> _Assigned task_:
Using the line that contains "Serialize everything readable" as the start, restate each line word for word through the final line of the material below, and return only those.

> _Data in this exercise_:
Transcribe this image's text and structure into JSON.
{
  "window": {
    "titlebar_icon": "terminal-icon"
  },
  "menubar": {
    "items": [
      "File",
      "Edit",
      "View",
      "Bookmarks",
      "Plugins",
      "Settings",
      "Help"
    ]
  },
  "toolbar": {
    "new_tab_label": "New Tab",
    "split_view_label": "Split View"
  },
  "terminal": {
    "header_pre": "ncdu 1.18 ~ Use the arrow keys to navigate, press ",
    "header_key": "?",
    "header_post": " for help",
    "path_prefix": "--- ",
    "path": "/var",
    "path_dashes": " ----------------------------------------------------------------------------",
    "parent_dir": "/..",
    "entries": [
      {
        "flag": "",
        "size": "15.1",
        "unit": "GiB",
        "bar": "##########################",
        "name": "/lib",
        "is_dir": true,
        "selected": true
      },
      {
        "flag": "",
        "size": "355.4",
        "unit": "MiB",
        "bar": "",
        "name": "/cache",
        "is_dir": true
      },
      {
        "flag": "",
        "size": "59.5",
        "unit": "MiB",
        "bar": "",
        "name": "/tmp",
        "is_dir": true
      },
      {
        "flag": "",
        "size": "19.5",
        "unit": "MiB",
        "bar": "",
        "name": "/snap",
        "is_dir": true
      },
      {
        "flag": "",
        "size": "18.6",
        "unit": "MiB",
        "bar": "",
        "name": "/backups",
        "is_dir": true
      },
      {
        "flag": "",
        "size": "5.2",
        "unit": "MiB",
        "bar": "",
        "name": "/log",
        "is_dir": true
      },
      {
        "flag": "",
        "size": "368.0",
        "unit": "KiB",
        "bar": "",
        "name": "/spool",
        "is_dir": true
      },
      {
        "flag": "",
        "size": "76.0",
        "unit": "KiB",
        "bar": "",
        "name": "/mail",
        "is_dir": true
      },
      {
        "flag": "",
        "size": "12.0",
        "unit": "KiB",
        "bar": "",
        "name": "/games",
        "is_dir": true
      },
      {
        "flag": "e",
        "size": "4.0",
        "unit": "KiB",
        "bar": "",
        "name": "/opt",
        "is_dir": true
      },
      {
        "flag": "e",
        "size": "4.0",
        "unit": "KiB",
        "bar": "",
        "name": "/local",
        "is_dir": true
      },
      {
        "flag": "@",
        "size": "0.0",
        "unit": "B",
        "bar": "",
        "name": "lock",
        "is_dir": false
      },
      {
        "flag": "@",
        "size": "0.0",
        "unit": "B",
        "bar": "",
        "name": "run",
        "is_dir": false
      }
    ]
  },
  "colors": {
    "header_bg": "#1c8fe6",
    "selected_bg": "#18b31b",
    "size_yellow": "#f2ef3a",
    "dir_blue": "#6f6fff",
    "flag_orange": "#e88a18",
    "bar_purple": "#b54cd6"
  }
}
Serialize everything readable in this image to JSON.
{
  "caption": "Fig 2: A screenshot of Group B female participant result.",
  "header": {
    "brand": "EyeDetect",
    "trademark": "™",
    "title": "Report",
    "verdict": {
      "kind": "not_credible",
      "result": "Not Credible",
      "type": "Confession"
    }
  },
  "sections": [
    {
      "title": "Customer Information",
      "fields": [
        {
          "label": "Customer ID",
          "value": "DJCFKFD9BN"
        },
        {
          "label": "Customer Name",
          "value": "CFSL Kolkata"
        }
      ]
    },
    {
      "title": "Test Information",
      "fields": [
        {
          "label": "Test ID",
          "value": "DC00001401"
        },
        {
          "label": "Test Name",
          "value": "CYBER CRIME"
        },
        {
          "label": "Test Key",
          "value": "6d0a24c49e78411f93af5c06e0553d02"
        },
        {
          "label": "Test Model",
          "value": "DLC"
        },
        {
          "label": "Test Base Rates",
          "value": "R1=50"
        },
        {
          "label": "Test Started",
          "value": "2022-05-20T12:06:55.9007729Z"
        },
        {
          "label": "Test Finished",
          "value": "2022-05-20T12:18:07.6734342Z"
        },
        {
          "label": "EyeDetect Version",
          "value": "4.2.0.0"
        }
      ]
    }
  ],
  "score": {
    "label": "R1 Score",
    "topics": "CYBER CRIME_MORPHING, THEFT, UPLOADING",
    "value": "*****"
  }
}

> _Your response_:
Serialize everything readable in this image to JSON.
{
  "caption": "Fig 2: A screenshot of Group B female participant result.",
  "header": {
    "brand": "EyeDetect",
    "trademark": "™",
    "title": "Report",
    "verdict": {
      "kind": "not_credible",
      "result": "Not Credible",
      "type": "Confession"
    }
  },
  "sections": [
    {
      "title": "Customer Information",
      "fields": [
        {
          "label": "Customer ID",
          "value": "DJCFKFD9BN"
        },
        {
          "label": "Customer Name",
          "value": "CFSL Kolkata"
        }
      ]
    },
    {
      "title": "Test Information",
      "fields": [
        {
          "label": "Test ID",
          "value": "DC00001401"
        },
        {
          "label": "Test Name",
          "value": "CYBER CRIME"
        },
        {
          "label": "Test Key",
          "value": "6d0a24c49e78411f93af5c06e0553d02"
        },
        {
          "label": "Test Model",
          "value": "DLC"
        },
        {
          "label": "Test Base Rates",
          "value": "R1=50"
        },
        {
          "label": "Test Started",
          "value": "2022-05-20T12:06:55.9007729Z"
        },
        {
          "label": "Test Finished",
          "value": "2022-05-20T12:18:07.6734342Z"
        },
        {
          "label": "EyeDetect Version",
          "value": "4.2.0.0"
        }
      ]
    }
  ],
  "score": {
    "label": "R1 Score",
    "topics": "CYBER CRIME_MORPHING, THEFT, UPLOADING",
    "value": "*****"
  }
}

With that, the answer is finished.